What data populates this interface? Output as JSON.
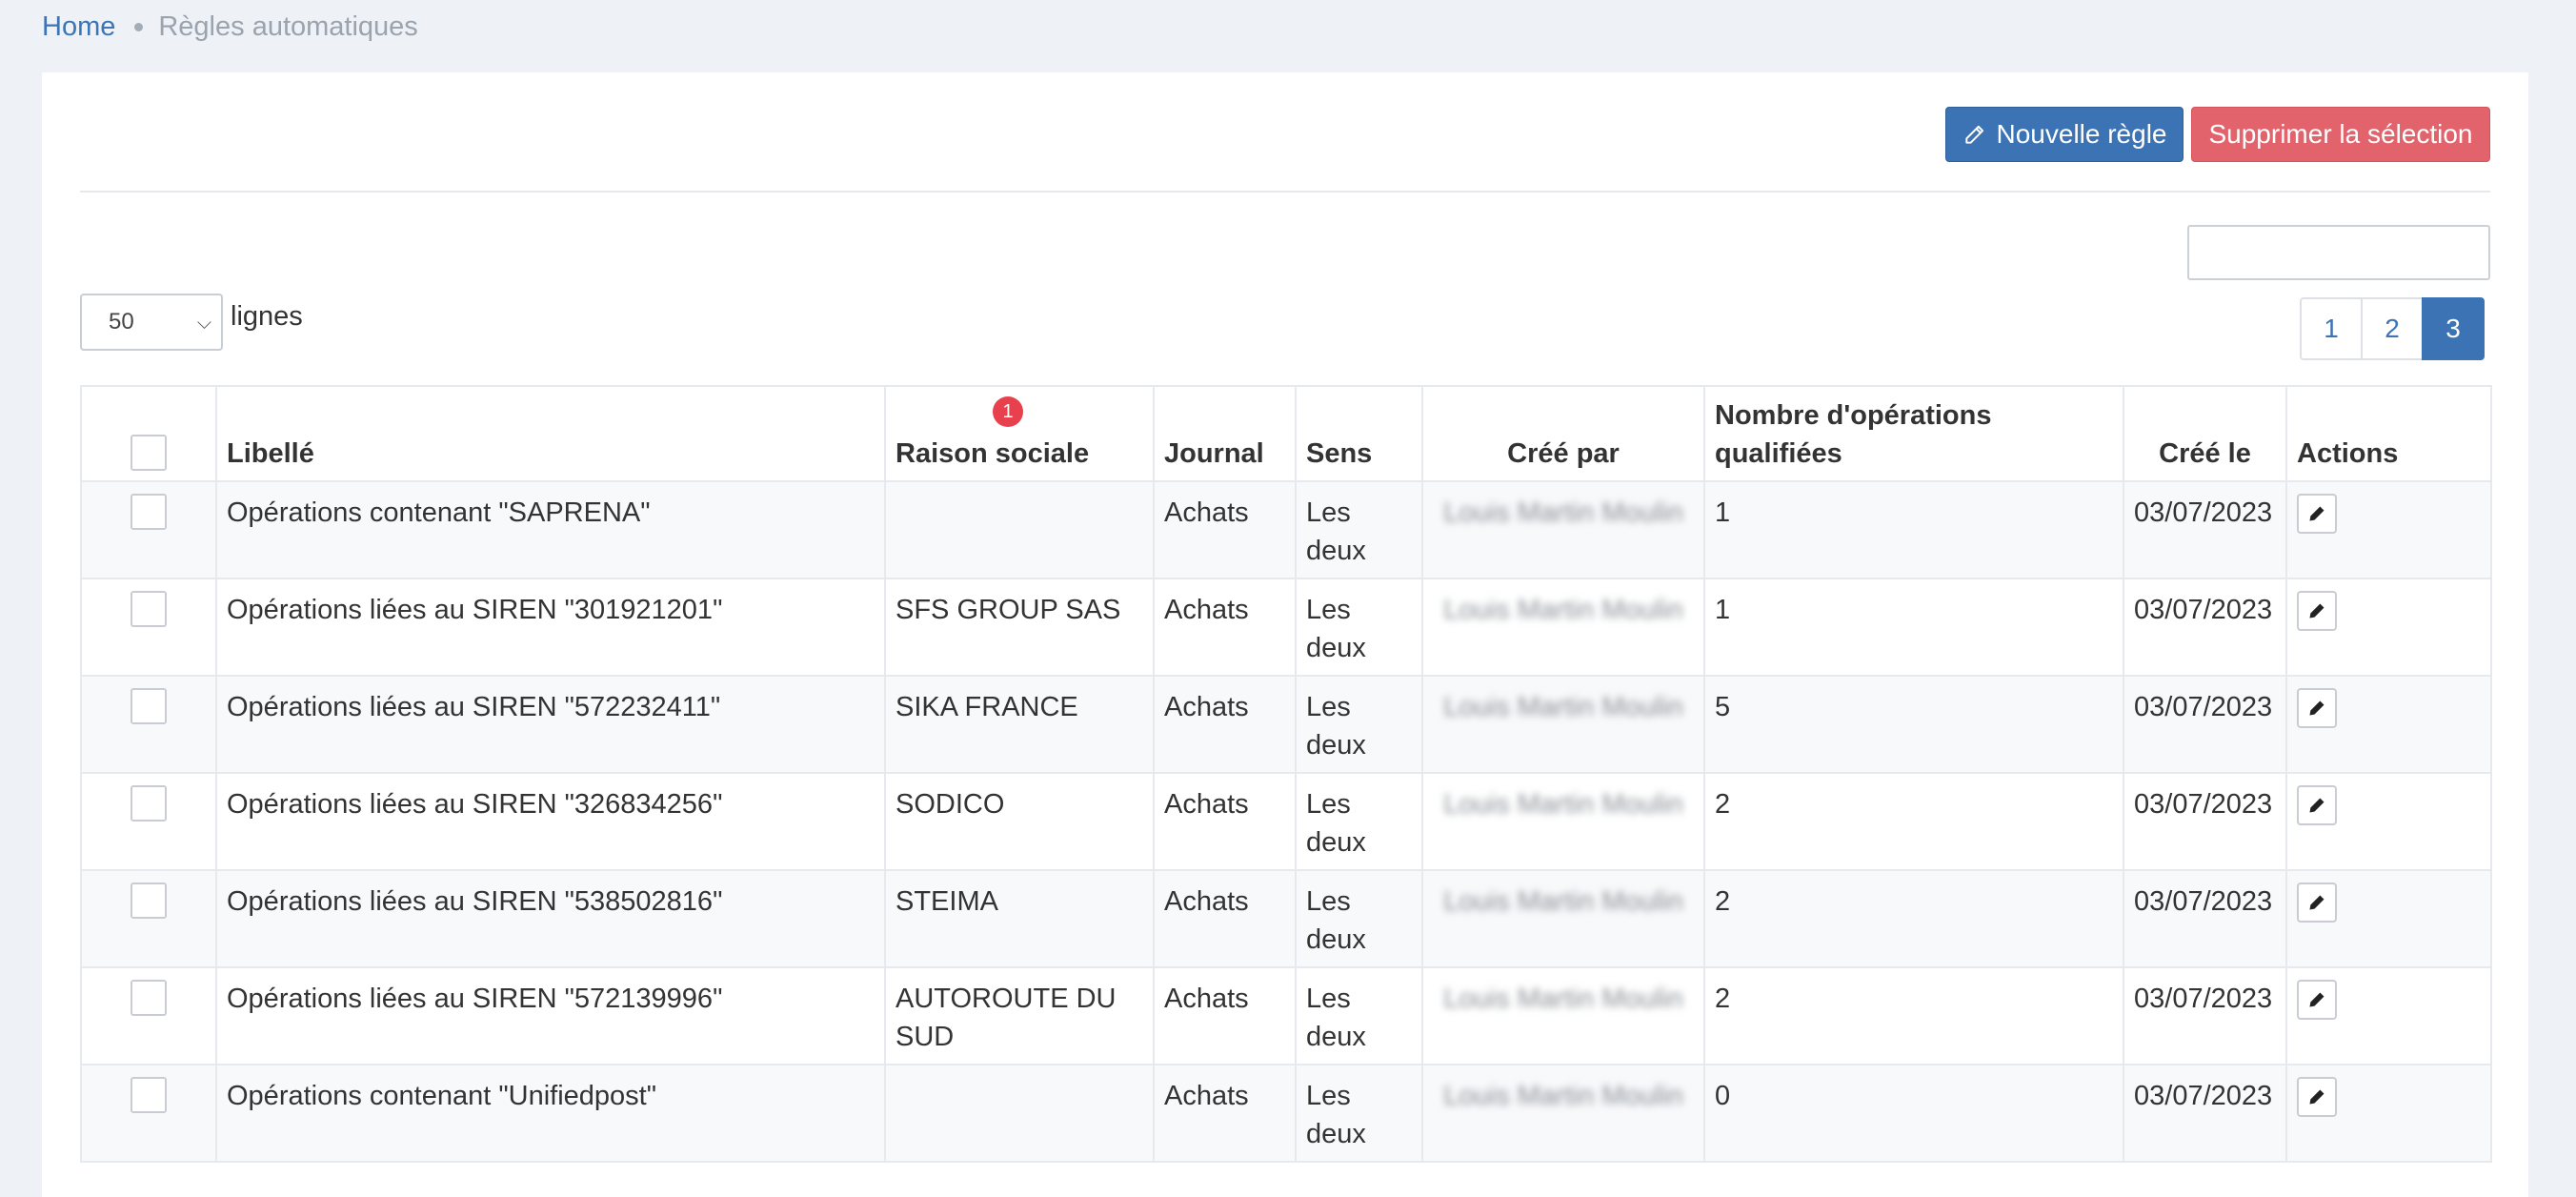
{
  "breadcrumb": {
    "home": "Home",
    "current": "Règles automatiques"
  },
  "toolbar": {
    "new_rule": "Nouvelle règle",
    "delete_selection": "Supprimer la sélection"
  },
  "search": {
    "value": ""
  },
  "page_size": {
    "selected": "50",
    "label": "lignes"
  },
  "pagination": {
    "pages": [
      "1",
      "2",
      "3"
    ],
    "active": "3"
  },
  "table": {
    "headers": {
      "libelle": "Libellé",
      "raison_sociale": "Raison sociale",
      "raison_badge": "1",
      "journal": "Journal",
      "sens": "Sens",
      "cree_par": "Créé par",
      "nombre": "Nombre d'opérations qualifiées",
      "cree_le": "Créé le",
      "actions": "Actions"
    },
    "rows": [
      {
        "libelle": "Opérations contenant \"SAPRENA\"",
        "raison": "",
        "journal": "Achats",
        "sens": "Les deux",
        "cree_par": "Louis Martin Moulin",
        "nombre": "1",
        "date": "03/07/2023"
      },
      {
        "libelle": "Opérations liées au SIREN \"301921201\"",
        "raison": "SFS GROUP SAS",
        "journal": "Achats",
        "sens": "Les deux",
        "cree_par": "Louis Martin Moulin",
        "nombre": "1",
        "date": "03/07/2023"
      },
      {
        "libelle": "Opérations liées au SIREN \"572232411\"",
        "raison": "SIKA FRANCE",
        "journal": "Achats",
        "sens": "Les deux",
        "cree_par": "Louis Martin Moulin",
        "nombre": "5",
        "date": "03/07/2023"
      },
      {
        "libelle": "Opérations liées au SIREN \"326834256\"",
        "raison": "SODICO",
        "journal": "Achats",
        "sens": "Les deux",
        "cree_par": "Louis Martin Moulin",
        "nombre": "2",
        "date": "03/07/2023"
      },
      {
        "libelle": "Opérations liées au SIREN \"538502816\"",
        "raison": "STEIMA",
        "journal": "Achats",
        "sens": "Les deux",
        "cree_par": "Louis Martin Moulin",
        "nombre": "2",
        "date": "03/07/2023"
      },
      {
        "libelle": "Opérations liées au SIREN \"572139996\"",
        "raison": "AUTOROUTE DU SUD",
        "journal": "Achats",
        "sens": "Les deux",
        "cree_par": "Louis Martin Moulin",
        "nombre": "2",
        "date": "03/07/2023"
      },
      {
        "libelle": "Opérations contenant \"Unifiedpost\"",
        "raison": "",
        "journal": "Achats",
        "sens": "Les deux",
        "cree_par": "Louis Martin Moulin",
        "nombre": "0",
        "date": "03/07/2023"
      }
    ]
  }
}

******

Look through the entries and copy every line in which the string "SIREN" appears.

        "libelle": "Opérations liées au SIREN \"301921201\"",
        "libelle": "Opérations liées au SIREN \"572232411\"",
        "libelle": "Opérations liées au SIREN \"326834256\"",
        "libelle": "Opérations liées au SIREN \"538502816\"",
        "libelle": "Opérations liées au SIREN \"572139996\"",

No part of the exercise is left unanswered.